Tenenbaum has authorized a book about his travails to be published in the next six months. He says the book is not intended to make money but to get the full impact of his story of anti-Semitism out to the public.
Tenenbaum’s cause has also been aided by the Washington, D.C.-based Project on Government Oversight, a nonpartisan watchdog group. Moral support has also been given by Dr. Michael Engleberg of the New York Center for Civil Justice, Tolerance & Values in Woodmere, N.Y.
Even though this case is about Southfield engineer David Tenenbaum who’s been persecuted by a segment of the U.S. government — it’s seen as not just his problem.
In a letter of support for Tenenbaum, Rabbi David Zwiebel, executive vice president of the New York-based Orthodox organization Agudath Israel of America, stated that if the government doesn’t make amends with Tenenbaum, “then the not so subtle message is that Jewish Americans, especially Orthodox Jewish Americans, can never be trusted within the Department of Defense. As you can well imagine, this message is devastating.”
David Tenenbaum’s father, Nathan, was a Holocaust survivor who died just prior to the false spying charges being made 21 years ago. The elder Tenenbaum many times had warned his son about pervasive anti-Semitism in the world. “Don’t think it can’t happen again,” he said.
Attorney Harold said, “We’re hopeful that through the senators we can finally get a remedy to David and bring a formal end to this whole horrible situation.”
As for now, Tenenbaum waits for words of redress from his government.
“Thank God we were able to find the right people to help us,” he said. “I feel that there’s a lot I can give in terms of work.

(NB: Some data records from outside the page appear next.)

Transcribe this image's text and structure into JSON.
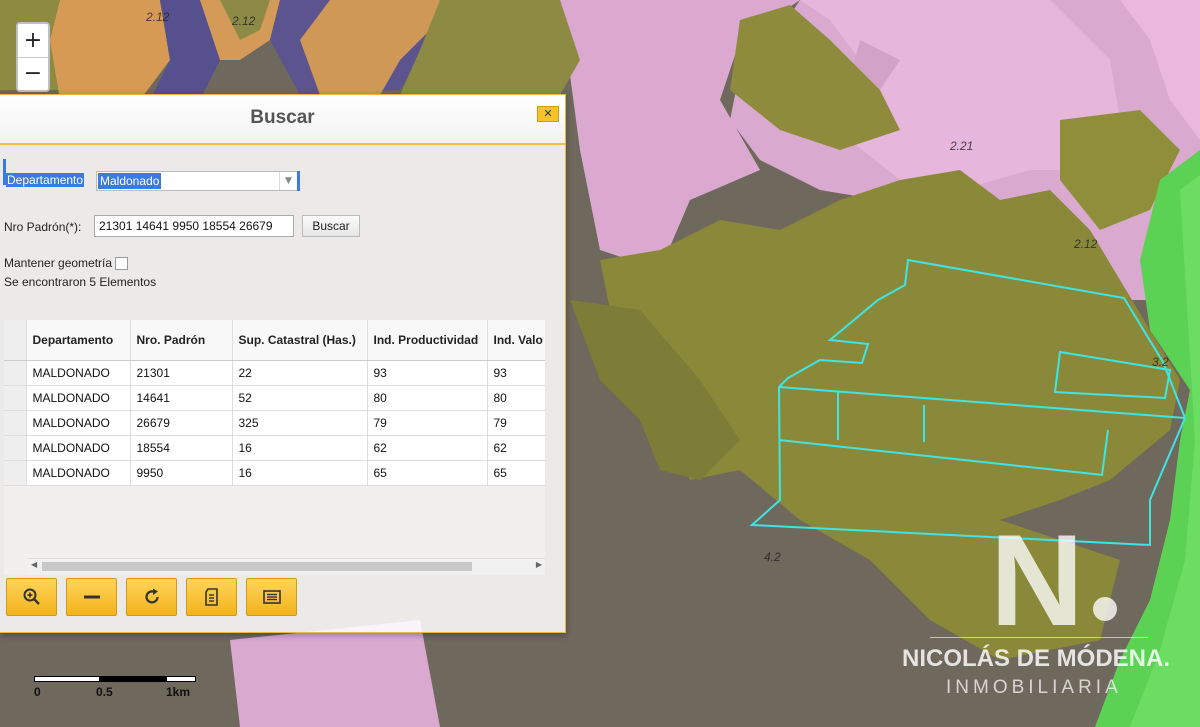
{
  "map": {
    "labels": [
      "2.12",
      "2.12",
      "2.21",
      "2.12",
      "3.2",
      "4.2"
    ],
    "zoom_in": "+",
    "zoom_out": "−",
    "scale": {
      "labels": [
        "0",
        "0.5",
        "1km"
      ]
    },
    "colors": {
      "pink": "#e7b7dd",
      "olive": "#8f8e3b",
      "dark": "#665f55",
      "parcel": "#40e6e6",
      "green": "#5fd955"
    }
  },
  "dialog": {
    "title": "Buscar",
    "close_icon": "close-icon",
    "departamento_label": "Departamento",
    "departamento_value": "Maldonado",
    "padron_label": "Nro Padrón(*):",
    "padron_value": "21301 14641 9950 18554 26679",
    "buscar_button": "Buscar",
    "mantener_label": "Mantener geometría",
    "found_text": "Se encontraron 5 Elementos",
    "table": {
      "columns": [
        "Departamento",
        "Nro. Padrón",
        "Sup. Catastral (Has.)",
        "Ind. Productividad",
        "Ind. Valo"
      ],
      "rows": [
        [
          "MALDONADO",
          "21301",
          "22",
          "93",
          "93"
        ],
        [
          "MALDONADO",
          "14641",
          "52",
          "80",
          "80"
        ],
        [
          "MALDONADO",
          "26679",
          "325",
          "79",
          "79"
        ],
        [
          "MALDONADO",
          "18554",
          "16",
          "62",
          "62"
        ],
        [
          "MALDONADO",
          "9950",
          "16",
          "65",
          "65"
        ]
      ]
    },
    "tools": [
      "zoom-in-icon",
      "minus-icon",
      "refresh-icon",
      "document-icon",
      "list-icon"
    ]
  },
  "watermark": {
    "letter": "N",
    "name": "NICOLÁS DE MÓDENA.",
    "subtitle": "INMOBILIARIA"
  }
}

Being in this atmosphere takes a toll on you.
“I don’t want to fight to work,” Tenenbaum said. “I would like to get work done.”
Making The Case For Ethics – Sidebar Article by Robert Sklar